*Required action*.
All of these records need to be duplicated exactly.

*Records drawn from a dataset*.
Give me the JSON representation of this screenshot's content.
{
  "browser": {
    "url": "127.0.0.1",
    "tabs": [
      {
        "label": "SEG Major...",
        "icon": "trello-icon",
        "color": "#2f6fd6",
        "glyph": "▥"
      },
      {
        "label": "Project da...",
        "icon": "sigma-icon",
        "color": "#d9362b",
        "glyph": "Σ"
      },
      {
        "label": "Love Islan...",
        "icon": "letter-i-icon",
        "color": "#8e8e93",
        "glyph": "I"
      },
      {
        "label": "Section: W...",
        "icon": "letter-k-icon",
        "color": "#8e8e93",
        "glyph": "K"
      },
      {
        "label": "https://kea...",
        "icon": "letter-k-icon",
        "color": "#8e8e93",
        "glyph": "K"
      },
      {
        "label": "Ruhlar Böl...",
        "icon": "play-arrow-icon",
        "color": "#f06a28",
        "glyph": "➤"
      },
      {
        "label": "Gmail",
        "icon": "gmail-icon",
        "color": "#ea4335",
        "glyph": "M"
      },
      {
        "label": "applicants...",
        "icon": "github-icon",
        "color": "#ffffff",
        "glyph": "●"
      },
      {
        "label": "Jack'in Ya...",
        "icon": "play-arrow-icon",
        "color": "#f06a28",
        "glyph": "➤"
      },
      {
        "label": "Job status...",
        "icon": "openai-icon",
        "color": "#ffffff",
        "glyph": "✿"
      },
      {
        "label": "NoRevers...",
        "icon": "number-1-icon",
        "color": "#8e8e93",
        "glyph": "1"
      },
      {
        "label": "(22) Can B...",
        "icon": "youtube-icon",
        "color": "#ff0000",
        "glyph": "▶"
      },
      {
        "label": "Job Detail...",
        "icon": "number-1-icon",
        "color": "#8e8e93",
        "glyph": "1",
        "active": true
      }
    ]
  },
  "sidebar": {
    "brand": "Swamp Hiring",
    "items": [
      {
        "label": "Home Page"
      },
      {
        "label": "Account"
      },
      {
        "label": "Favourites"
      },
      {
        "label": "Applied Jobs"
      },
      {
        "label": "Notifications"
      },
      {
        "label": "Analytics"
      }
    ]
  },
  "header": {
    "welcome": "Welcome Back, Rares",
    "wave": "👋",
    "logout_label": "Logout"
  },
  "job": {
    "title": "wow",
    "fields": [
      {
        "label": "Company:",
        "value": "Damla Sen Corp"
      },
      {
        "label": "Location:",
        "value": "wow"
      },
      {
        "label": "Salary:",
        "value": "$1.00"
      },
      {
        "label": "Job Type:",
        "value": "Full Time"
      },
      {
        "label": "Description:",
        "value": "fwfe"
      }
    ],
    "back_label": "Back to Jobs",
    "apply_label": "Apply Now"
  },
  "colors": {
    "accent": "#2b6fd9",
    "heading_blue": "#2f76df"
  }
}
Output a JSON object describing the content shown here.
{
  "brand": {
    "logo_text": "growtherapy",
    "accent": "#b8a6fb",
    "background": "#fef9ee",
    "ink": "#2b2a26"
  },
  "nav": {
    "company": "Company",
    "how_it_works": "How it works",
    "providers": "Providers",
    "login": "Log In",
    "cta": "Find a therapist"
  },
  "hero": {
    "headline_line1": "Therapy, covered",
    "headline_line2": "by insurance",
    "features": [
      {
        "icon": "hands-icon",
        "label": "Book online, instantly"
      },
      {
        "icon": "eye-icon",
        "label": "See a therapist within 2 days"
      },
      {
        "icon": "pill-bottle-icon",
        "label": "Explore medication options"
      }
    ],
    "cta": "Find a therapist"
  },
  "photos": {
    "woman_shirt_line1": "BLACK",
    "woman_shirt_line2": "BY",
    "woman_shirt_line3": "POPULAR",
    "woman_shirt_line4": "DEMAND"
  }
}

*Answer to the exercise*.
Give me the JSON representation of this screenshot's content.
{
  "browser": {
    "url": "127.0.0.1",
    "tabs": [
      {
        "label": "SEG Major...",
        "icon": "trello-icon",
        "color": "#2f6fd6",
        "glyph": "▥"
      },
      {
        "label": "Project da...",
        "icon": "sigma-icon",
        "color": "#d9362b",
        "glyph": "Σ"
      },
      {
        "label": "Love Islan...",
        "icon": "letter-i-icon",
        "color": "#8e8e93",
        "glyph": "I"
      },
      {
        "label": "Section: W...",
        "icon": "letter-k-icon",
        "color": "#8e8e93",
        "glyph": "K"
      },
      {
        "label": "https://kea...",
        "icon": "letter-k-icon",
        "color": "#8e8e93",
        "glyph": "K"
      },
      {
        "label": "Ruhlar Böl...",
        "icon": "play-arrow-icon",
        "color": "#f06a28",
        "glyph": "➤"
      },
      {
        "label": "Gmail",
        "icon": "gmail-icon",
        "color": "#ea4335",
        "glyph": "M"
      },
      {
        "label": "applicants...",
        "icon": "github-icon",
        "color": "#ffffff",
        "glyph": "●"
      },
      {
        "label": "Jack'in Ya...",
        "icon": "play-arrow-icon",
        "color": "#f06a28",
        "glyph": "➤"
      },
      {
        "label": "Job status...",
        "icon": "openai-icon",
        "color": "#ffffff",
        "glyph": "✿"
      },
      {
        "label": "NoRevers...",
        "icon": "number-1-icon",
        "color": "#8e8e93",
        "glyph": "1"
      },
      {
        "label": "(22) Can B...",
        "icon": "youtube-icon",
        "color": "#ff0000",
        "glyph": "▶"
      },
      {
        "label": "Job Detail...",
        "icon": "number-1-icon",
        "color": "#8e8e93",
        "glyph": "1",
        "active": true
      }
    ]
  },
  "sidebar": {
    "brand": "Swamp Hiring",
    "items": [
      {
        "label": "Home Page"
      },
      {
        "label": "Account"
      },
      {
        "label": "Favourites"
      },
      {
        "label": "Applied Jobs"
      },
      {
        "label": "Notifications"
      },
      {
        "label": "Analytics"
      }
    ]
  },
  "header": {
    "welcome": "Welcome Back, Rares",
    "wave": "👋",
    "logout_label": "Logout"
  },
  "job": {
    "title": "wow",
    "fields": [
      {
        "label": "Company:",
        "value": "Damla Sen Corp"
      },
      {
        "label": "Location:",
        "value": "wow"
      },
      {
        "label": "Salary:",
        "value": "$1.00"
      },
      {
        "label": "Job Type:",
        "value": "Full Time"
      },
      {
        "label": "Description:",
        "value": "fwfe"
      }
    ],
    "back_label": "Back to Jobs",
    "apply_label": "Apply Now"
  },
  "colors": {
    "accent": "#2b6fd9",
    "heading_blue": "#2f76df"
  }
}
Output a JSON object describing the content shown here.
{
  "brand": {
    "logo_text": "growtherapy",
    "accent": "#b8a6fb",
    "background": "#fef9ee",
    "ink": "#2b2a26"
  },
  "nav": {
    "company": "Company",
    "how_it_works": "How it works",
    "providers": "Providers",
    "login": "Log In",
    "cta": "Find a therapist"
  },
  "hero": {
    "headline_line1": "Therapy, covered",
    "headline_line2": "by insurance",
    "features": [
      {
        "icon": "hands-icon",
        "label": "Book online, instantly"
      },
      {
        "icon": "eye-icon",
        "label": "See a therapist within 2 days"
      },
      {
        "icon": "pill-bottle-icon",
        "label": "Explore medication options"
      }
    ],
    "cta": "Find a therapist"
  },
  "photos": {
    "woman_shirt_line1": "BLACK",
    "woman_shirt_line2": "BY",
    "woman_shirt_line3": "POPULAR",
    "woman_shirt_line4": "DEMAND"
  }
}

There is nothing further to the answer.